After a half-century in California politics and too many wins and losses to count, Gov. Jerry Brown is nearing some kind of retirement.
He will be a tough act to follow, but four Democratic politicians and two token Republicans are declared candidates, and there are a couple of other possibilities, making for a potentially crowded race. The size of the field is important because the more candidates there are, the fewer primary election votes it takes to advance to a November runoff in California’s “top-two” system.
The prospects for an all-Democrat runoff are very high, given the lack of a viable Republican. As they strive for the finals, however, Democrats must cope with both the leftward drift of their party, driven by loathing for Donald Trump, and the ironic fact that Republican voters could be decisive in a close race.
To put it in horse-racing terms, it will not be a high-speed thoroughbred dash on a smoothly graded oval track, but a steeplechase in which the candidates must nimbly jump over fences and water hazards without stumbling.
Polls say that Lt. Gov. Gavin Newsom is leading, but not decisively. As San Francisco mayor and a champion of same-sex marriage rights, Newsom wanted to run in 2010, but was forced to settle for the powerless understudy office when Brown claimed dibs.
Darry Sragow, a veteran campaign consultant who now teaches politics at the University of Southern California and publishes the “California Target Book,” sees Newsom as “relatively well known, has a good start on funding, but has some serious problems that he’ll have to deal with,” an allusion to a personal scandal that marred his time as mayor when he admitted to an affair with an aide’s wife.
Newsom dipped a bit in the polls recently, and former Los Angeles Mayor Antonio Villaraigosa rose, but, as Sragow says, Villaraigosa “has crossed swords with some players in the progressive community.” As mayor, Villaraigosa clashed with powerful school unions and also dealt with a personal scandal when he acknowledged an affair with a TV newscaster who covered City Hall.

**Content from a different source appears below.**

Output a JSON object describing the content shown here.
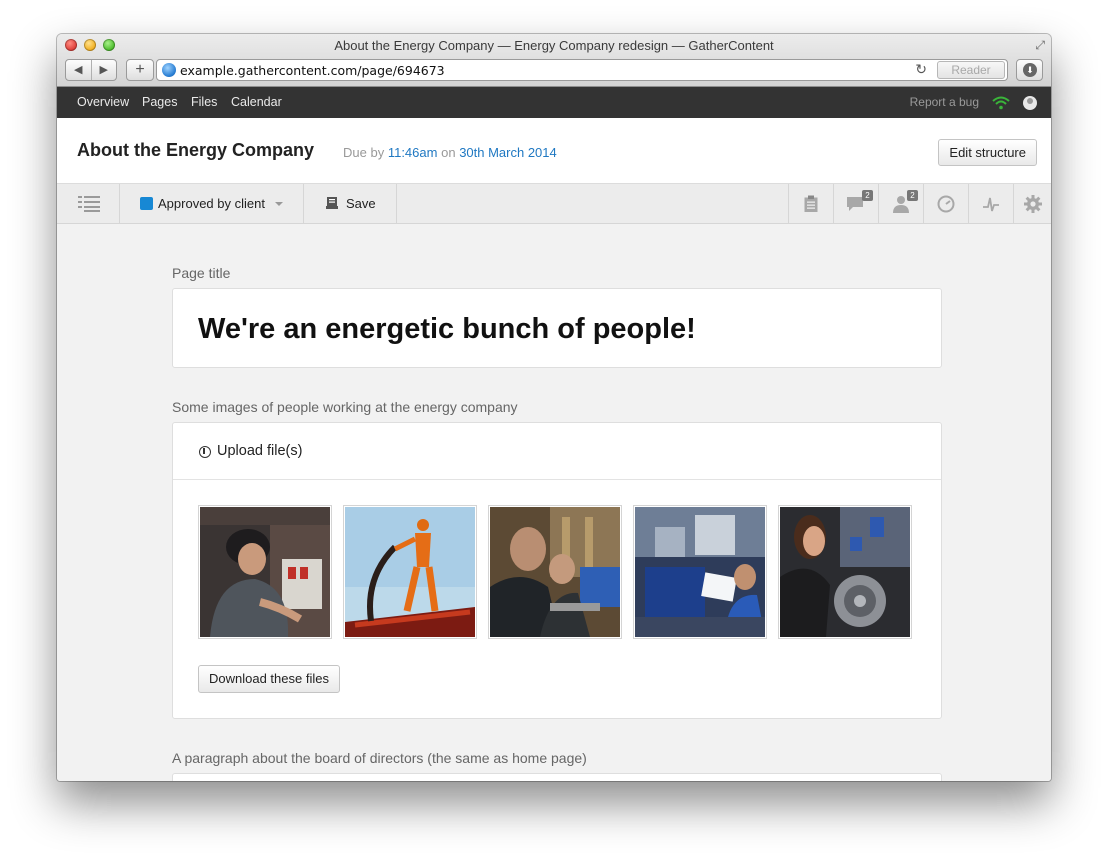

Newsom has lately embraced the Democrats’ resurgent left wing on such issues as universal health care. Villaraigosa has been a little wary of the Berniecrats, and they of him, but is a strong prospect to make the runoff.

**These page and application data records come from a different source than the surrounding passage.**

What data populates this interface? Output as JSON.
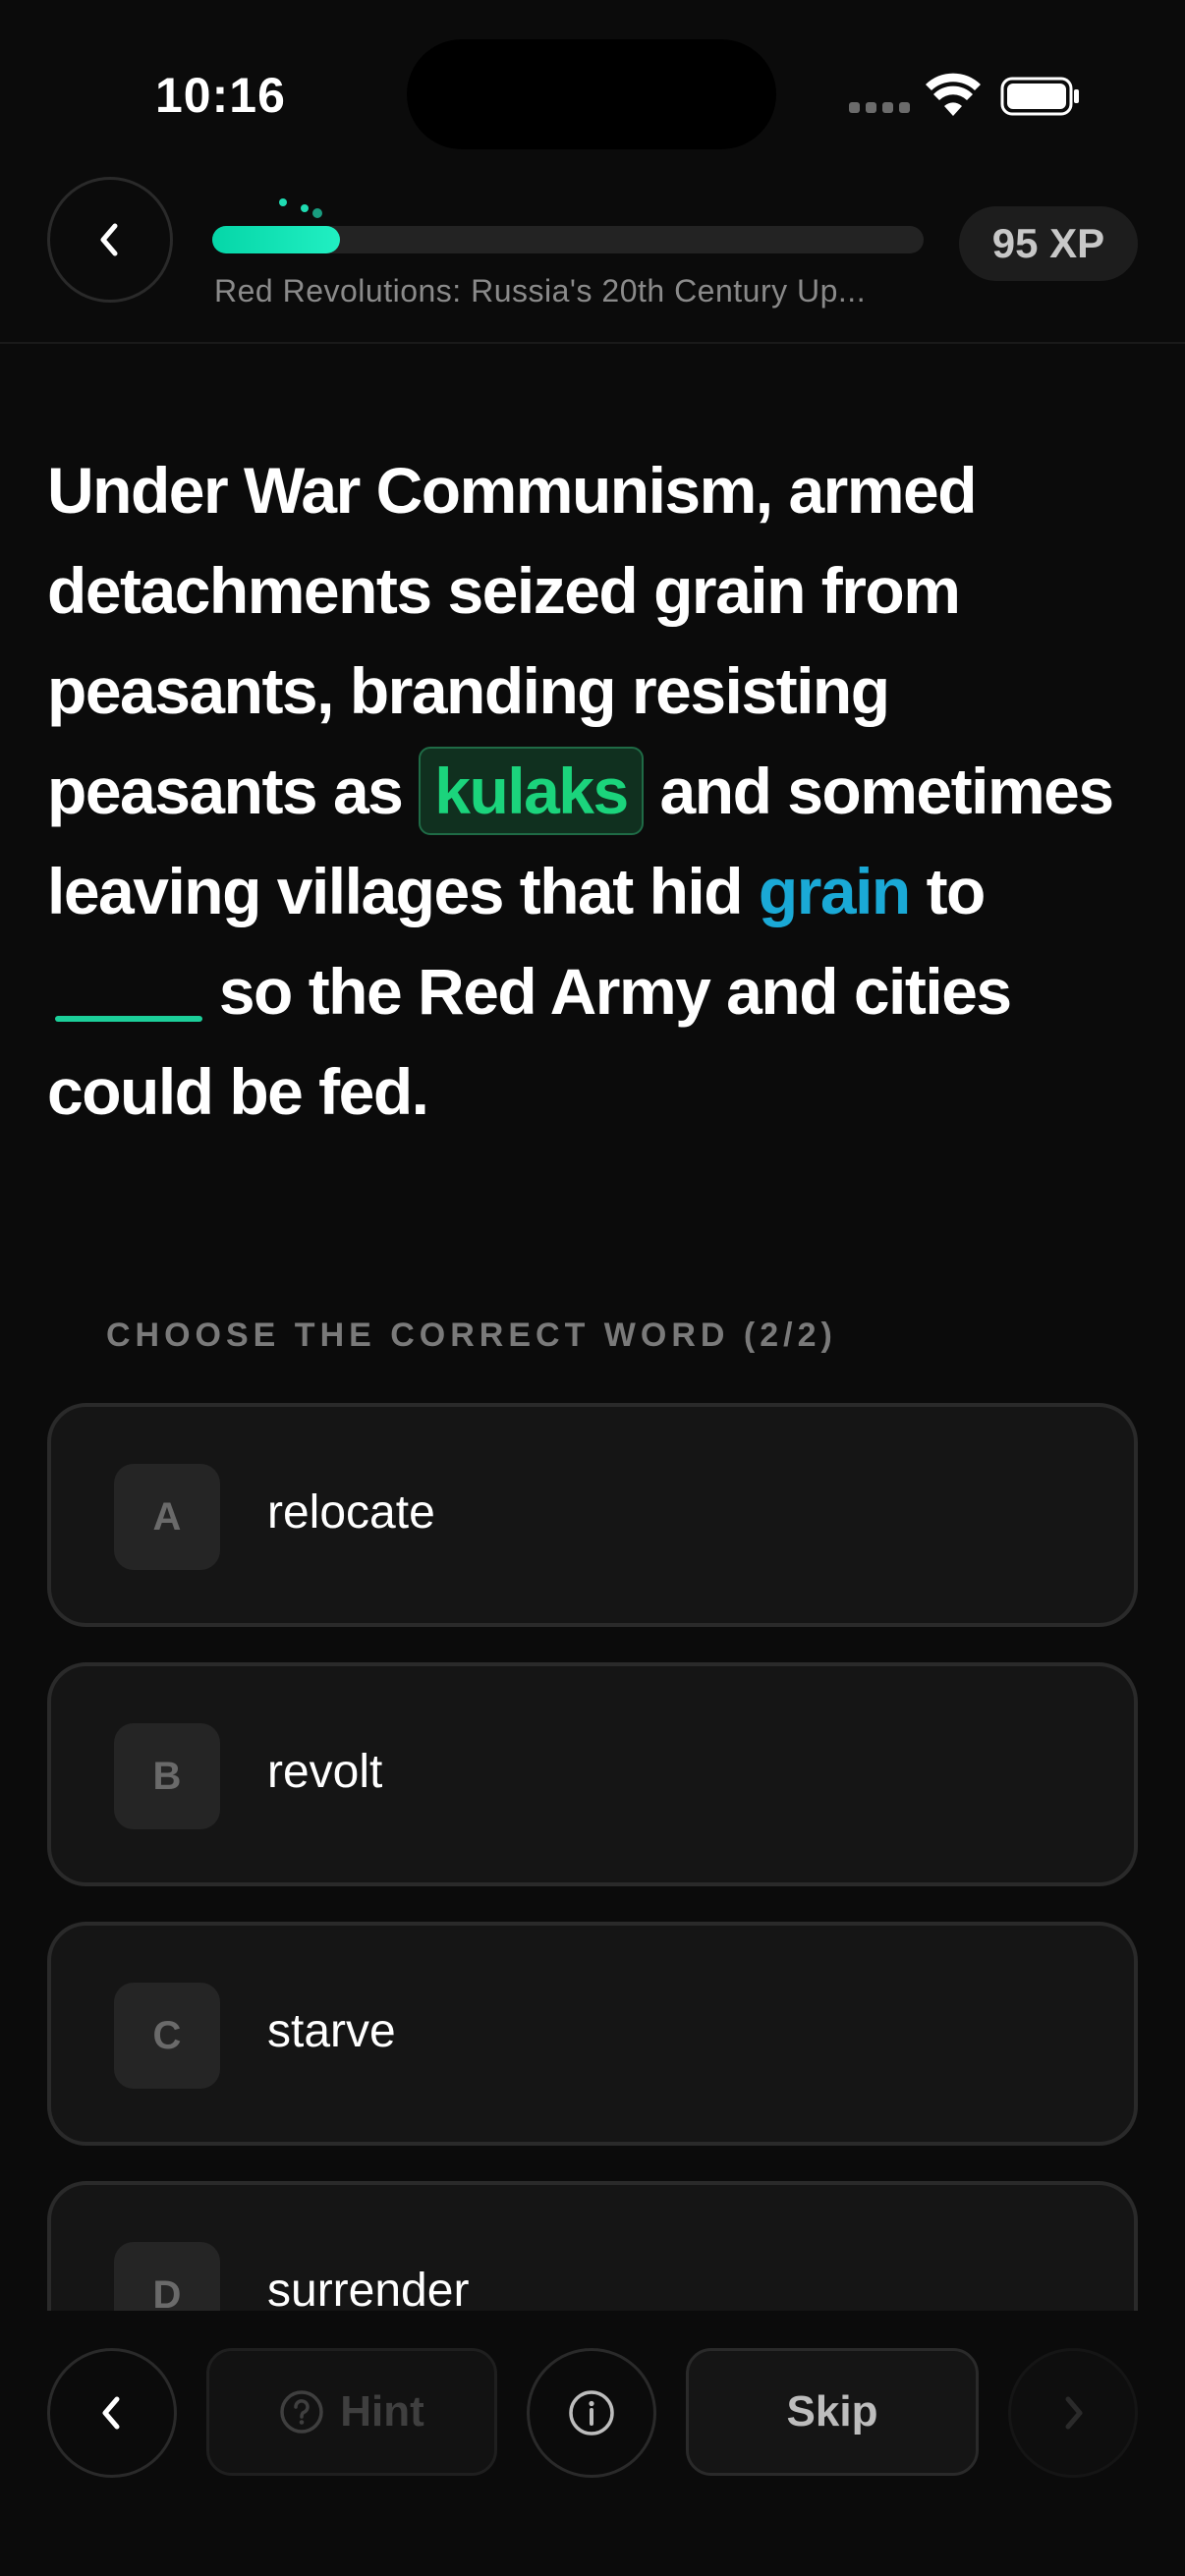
{
  "status_bar": {
    "time": "10:16"
  },
  "header": {
    "back_icon": "chevron-left-icon",
    "progress_percent": 18,
    "lesson_title": "Red Revolutions: Russia's 20th Century Up...",
    "xp_label": "95 XP",
    "colors": {
      "progress": "#05d6a8"
    }
  },
  "question": {
    "part1": "Under War Communism, armed detachments seized grain from peasants, branding resisting peasants as ",
    "highlight1": "kulaks",
    "part2": " and sometimes leaving villages that hid ",
    "highlight2": "grain",
    "part3": " to ",
    "part4": " so the Red Army and cities could be fed.",
    "colors": {
      "kulaks": "#1bd47c",
      "grain": "#1aa9d6",
      "blank": "#1ccf9a"
    }
  },
  "prompt": "CHOOSE THE CORRECT WORD (2/2)",
  "options": [
    {
      "letter": "A",
      "text": "relocate"
    },
    {
      "letter": "B",
      "text": "revolt"
    },
    {
      "letter": "C",
      "text": "starve"
    },
    {
      "letter": "D",
      "text": "surrender"
    }
  ],
  "bottom_bar": {
    "back_icon": "chevron-left-icon",
    "hint_icon": "question-circle-icon",
    "hint_label": "Hint",
    "info_icon": "info-circle-icon",
    "skip_label": "Skip",
    "next_icon": "chevron-right-icon"
  }
}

And then there’s John Chiang, the state treasurer, who is low in the polls. His public persona is soporific, but he exhibits an air of managerial competence that could attract moderate Republicans and independents. He also has a potential secret weapon in wealthy Asians who would love to see one of their own make it to Sacramento.
Were Newsom and Villaraigosa to engage in a duel of personal invective, Chiang could sneak in — much as another sleep-inducing politician, Gray Davis, did in 1998 when Democratic rivals Al Checchi and Jane Harman spent millions on what was called a “murder-suicide pact.”
Former state schools superintendent Delaine Eastin rounds out the field of declared Democrats, but her relative obscurity and her single-issue (education) platform are getting her nowhere.
Two other Democrats are possibilities: billionaire environmentalist Tom Steyer and Los Angeles Mayor Eric Garcetti, but neither has made the jump into the race. And there are the two very little-known Republicans, businessman John Cox and Assemblyman Travis Allen, who have no chance.
In fact, Republican leaders are worried that with no viable GOP candidate — after San Diego Mayor Kevin Faulconer closed the door — there’s little to bring Republican to the polls, and a low GOP turnout could hurt the party in tight legislative and congressional contests.
Lt. Gov. Gavin Newsom (3-2). Broke from the gate early with a hefty bankroll. Almost certain to make the runoff, but his embrace of Berniecrat causes could alienate moderate voters.
Antonio Villaraigosa (3-1). Running a bit to Newsom’s right. Strong Latino support pushed him up in recent polls, but ho-hum record as Los Angeles mayor and squabbling with powerful unions could slow him down.
Treasurer John Chiang (5-2). With an earnest-but-dull public persona, he’s running behind the leaders, but wealthy Asians who yearn for one of their own to make it big could provide a much-needed push.
Delaine Eastin (7-1) Being the only woman in the declared field could benefit the former Bay Area legislator and state superintendent of schools, but she’s still a blip in the polls.
Tom Steyer (8-1): The billionaire environmentalist seems to yearn for political office but hasn’t entered the race, even after investing a lot of face time, as well as money, in building his image.
Eric Garcetti (10-1). Los Angeles’ current mayor is another potential entrant but is unlikely to run for governor and, in some circles, is seen as a potential Democratic presidential candidate.
John Cox (1,000-1): Wealthy Republican lawyer, businessman and philanthropist from San Diego is wearing the wrong party colors.
Travis Allen (1,000-1): Motormouth Republican state assemblyman from Huntington Beach can’t talk his way into race.